MATERIAL PROVIDED section start

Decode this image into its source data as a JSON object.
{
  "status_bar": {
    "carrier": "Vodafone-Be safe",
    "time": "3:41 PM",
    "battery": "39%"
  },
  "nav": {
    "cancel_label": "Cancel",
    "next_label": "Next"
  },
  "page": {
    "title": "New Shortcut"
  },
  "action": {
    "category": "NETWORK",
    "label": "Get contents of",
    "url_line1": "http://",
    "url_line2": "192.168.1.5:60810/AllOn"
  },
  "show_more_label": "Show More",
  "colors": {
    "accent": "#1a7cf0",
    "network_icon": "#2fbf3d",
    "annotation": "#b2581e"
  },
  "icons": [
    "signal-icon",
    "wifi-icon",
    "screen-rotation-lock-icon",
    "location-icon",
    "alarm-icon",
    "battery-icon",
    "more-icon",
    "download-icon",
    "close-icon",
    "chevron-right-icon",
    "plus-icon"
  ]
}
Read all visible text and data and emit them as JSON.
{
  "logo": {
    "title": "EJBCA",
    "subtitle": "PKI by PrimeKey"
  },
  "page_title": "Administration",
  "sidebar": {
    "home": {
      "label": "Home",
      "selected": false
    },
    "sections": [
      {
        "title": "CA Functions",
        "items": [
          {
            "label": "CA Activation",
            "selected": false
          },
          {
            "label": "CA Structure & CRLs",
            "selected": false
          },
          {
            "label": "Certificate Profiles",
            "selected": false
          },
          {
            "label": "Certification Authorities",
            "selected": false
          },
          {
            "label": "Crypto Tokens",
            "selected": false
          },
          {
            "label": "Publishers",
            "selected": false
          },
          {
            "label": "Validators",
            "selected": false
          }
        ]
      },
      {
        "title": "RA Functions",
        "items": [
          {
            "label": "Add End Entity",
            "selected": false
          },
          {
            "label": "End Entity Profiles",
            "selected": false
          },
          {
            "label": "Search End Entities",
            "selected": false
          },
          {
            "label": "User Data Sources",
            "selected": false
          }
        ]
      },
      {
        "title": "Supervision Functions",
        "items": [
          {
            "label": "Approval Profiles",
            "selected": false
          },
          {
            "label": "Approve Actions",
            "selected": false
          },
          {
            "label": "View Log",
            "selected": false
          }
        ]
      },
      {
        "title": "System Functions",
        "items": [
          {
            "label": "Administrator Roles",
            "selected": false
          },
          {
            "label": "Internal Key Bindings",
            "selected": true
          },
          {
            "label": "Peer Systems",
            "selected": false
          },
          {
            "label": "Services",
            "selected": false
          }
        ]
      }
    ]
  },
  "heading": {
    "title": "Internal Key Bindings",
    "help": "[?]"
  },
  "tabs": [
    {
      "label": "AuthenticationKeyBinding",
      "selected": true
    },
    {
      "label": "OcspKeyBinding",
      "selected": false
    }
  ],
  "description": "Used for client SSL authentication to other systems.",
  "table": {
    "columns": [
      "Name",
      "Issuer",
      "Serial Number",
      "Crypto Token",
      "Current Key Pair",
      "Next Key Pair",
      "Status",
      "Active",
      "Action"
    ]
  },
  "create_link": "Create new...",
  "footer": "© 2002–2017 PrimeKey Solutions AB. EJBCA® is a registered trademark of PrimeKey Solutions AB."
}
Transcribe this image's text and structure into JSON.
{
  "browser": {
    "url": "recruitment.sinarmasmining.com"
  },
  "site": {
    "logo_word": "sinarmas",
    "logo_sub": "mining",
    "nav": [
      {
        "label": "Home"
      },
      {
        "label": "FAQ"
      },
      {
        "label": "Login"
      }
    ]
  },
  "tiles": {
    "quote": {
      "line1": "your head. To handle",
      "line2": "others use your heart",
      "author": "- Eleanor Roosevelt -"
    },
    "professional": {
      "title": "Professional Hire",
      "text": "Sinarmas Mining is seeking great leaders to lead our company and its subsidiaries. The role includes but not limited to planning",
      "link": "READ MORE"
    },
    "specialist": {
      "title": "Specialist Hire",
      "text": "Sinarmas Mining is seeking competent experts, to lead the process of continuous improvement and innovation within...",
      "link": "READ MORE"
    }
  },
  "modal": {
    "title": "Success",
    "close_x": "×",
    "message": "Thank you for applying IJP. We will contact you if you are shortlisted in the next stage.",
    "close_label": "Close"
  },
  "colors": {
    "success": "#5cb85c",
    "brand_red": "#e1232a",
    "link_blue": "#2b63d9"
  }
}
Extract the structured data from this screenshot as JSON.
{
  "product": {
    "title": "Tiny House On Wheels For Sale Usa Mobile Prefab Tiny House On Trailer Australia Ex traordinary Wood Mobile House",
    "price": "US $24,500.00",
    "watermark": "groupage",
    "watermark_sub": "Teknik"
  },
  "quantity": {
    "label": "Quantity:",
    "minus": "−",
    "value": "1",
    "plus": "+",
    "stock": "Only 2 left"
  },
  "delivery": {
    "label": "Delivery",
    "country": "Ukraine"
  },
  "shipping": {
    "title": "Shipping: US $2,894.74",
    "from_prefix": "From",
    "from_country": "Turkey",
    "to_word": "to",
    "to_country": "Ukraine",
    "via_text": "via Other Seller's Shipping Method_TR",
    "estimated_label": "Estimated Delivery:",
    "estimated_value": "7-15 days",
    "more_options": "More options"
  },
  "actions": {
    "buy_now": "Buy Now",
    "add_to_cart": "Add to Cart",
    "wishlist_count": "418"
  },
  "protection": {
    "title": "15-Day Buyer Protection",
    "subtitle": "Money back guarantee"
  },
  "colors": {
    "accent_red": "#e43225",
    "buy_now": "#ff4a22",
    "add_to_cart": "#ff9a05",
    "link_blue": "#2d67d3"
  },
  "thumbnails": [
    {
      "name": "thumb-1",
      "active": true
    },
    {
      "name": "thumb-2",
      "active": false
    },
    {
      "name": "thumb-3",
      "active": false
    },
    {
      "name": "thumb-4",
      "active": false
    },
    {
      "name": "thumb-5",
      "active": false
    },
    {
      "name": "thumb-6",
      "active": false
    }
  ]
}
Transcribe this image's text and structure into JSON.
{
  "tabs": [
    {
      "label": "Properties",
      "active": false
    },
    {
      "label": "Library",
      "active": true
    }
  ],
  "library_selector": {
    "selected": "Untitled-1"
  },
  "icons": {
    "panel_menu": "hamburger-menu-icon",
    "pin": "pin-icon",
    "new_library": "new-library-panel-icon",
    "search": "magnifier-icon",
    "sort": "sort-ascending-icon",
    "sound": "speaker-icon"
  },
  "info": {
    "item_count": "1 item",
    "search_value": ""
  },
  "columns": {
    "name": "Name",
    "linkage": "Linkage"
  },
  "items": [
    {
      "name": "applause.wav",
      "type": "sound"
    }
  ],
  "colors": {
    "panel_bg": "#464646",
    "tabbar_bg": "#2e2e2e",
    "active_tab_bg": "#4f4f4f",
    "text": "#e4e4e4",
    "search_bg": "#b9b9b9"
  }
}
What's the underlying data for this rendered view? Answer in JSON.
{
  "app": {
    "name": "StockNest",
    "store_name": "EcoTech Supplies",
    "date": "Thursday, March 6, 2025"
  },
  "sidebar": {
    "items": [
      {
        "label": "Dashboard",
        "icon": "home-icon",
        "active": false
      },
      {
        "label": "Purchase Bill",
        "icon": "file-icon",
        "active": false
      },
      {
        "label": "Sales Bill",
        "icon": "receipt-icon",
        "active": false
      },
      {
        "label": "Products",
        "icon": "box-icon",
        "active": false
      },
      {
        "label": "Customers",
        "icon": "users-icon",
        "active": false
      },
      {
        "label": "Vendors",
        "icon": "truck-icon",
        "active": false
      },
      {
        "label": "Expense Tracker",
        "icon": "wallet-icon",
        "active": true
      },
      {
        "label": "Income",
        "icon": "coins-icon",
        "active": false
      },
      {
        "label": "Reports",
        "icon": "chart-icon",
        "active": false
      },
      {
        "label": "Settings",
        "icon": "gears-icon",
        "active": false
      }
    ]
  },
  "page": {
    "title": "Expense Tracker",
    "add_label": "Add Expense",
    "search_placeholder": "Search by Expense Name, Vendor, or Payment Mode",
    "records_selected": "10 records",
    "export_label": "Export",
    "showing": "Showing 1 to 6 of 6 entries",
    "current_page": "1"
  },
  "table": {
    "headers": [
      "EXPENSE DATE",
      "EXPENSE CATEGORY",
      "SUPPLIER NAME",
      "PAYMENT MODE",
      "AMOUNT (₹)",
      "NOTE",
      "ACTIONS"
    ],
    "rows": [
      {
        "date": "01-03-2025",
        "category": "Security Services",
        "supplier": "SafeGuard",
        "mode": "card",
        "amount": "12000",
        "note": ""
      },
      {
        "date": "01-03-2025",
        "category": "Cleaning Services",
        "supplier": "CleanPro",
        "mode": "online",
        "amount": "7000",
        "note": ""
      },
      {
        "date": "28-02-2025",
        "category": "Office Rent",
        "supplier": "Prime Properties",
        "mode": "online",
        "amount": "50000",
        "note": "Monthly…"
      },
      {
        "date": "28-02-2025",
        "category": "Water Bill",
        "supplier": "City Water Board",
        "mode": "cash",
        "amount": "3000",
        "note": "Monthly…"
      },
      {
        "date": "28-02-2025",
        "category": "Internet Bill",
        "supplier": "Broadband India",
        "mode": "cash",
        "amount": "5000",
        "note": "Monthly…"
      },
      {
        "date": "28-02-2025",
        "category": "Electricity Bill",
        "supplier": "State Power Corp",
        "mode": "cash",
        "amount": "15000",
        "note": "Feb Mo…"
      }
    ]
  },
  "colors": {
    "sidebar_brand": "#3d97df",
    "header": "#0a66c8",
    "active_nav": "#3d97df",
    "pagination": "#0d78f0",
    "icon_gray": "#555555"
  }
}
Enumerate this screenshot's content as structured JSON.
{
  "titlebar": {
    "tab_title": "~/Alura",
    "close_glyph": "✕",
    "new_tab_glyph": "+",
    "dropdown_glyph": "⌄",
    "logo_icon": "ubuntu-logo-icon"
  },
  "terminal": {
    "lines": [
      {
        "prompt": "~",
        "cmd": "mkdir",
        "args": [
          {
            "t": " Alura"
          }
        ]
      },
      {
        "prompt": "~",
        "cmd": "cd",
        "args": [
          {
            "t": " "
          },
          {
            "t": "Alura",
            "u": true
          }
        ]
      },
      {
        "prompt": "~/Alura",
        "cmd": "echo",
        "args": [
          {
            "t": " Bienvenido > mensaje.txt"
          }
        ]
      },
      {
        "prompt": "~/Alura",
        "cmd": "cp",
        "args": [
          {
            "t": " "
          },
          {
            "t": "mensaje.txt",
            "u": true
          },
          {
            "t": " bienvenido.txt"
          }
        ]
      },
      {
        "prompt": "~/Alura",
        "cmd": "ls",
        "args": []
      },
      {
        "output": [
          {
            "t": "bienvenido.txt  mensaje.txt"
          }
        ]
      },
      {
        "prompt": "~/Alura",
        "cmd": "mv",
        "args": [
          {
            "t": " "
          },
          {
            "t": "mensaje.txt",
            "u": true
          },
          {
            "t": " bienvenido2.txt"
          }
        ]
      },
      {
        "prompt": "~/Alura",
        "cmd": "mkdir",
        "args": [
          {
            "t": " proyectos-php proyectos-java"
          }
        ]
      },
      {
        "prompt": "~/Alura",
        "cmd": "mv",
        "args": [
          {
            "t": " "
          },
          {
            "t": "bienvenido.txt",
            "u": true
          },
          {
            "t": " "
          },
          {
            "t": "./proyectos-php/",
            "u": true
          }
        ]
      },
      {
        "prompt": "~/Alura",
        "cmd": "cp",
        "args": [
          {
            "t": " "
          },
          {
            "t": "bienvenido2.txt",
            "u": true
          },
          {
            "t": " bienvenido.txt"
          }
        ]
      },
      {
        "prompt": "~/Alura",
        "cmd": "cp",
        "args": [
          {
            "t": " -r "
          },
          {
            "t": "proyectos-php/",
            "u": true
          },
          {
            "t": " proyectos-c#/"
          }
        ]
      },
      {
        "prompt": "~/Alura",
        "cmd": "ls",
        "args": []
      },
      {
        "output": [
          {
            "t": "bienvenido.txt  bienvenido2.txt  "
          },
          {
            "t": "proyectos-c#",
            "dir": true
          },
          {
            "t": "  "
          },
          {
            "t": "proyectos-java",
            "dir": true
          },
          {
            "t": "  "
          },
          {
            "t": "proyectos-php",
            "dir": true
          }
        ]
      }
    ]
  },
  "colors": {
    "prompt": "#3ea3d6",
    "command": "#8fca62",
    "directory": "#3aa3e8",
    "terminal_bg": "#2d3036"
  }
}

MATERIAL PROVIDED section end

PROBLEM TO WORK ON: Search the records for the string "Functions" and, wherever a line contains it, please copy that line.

RESULT OF THIS TASK:
        "title": "CA Functions",
        "title": "RA Functions",
        "title": "Supervision Functions",
        "title": "System Functions",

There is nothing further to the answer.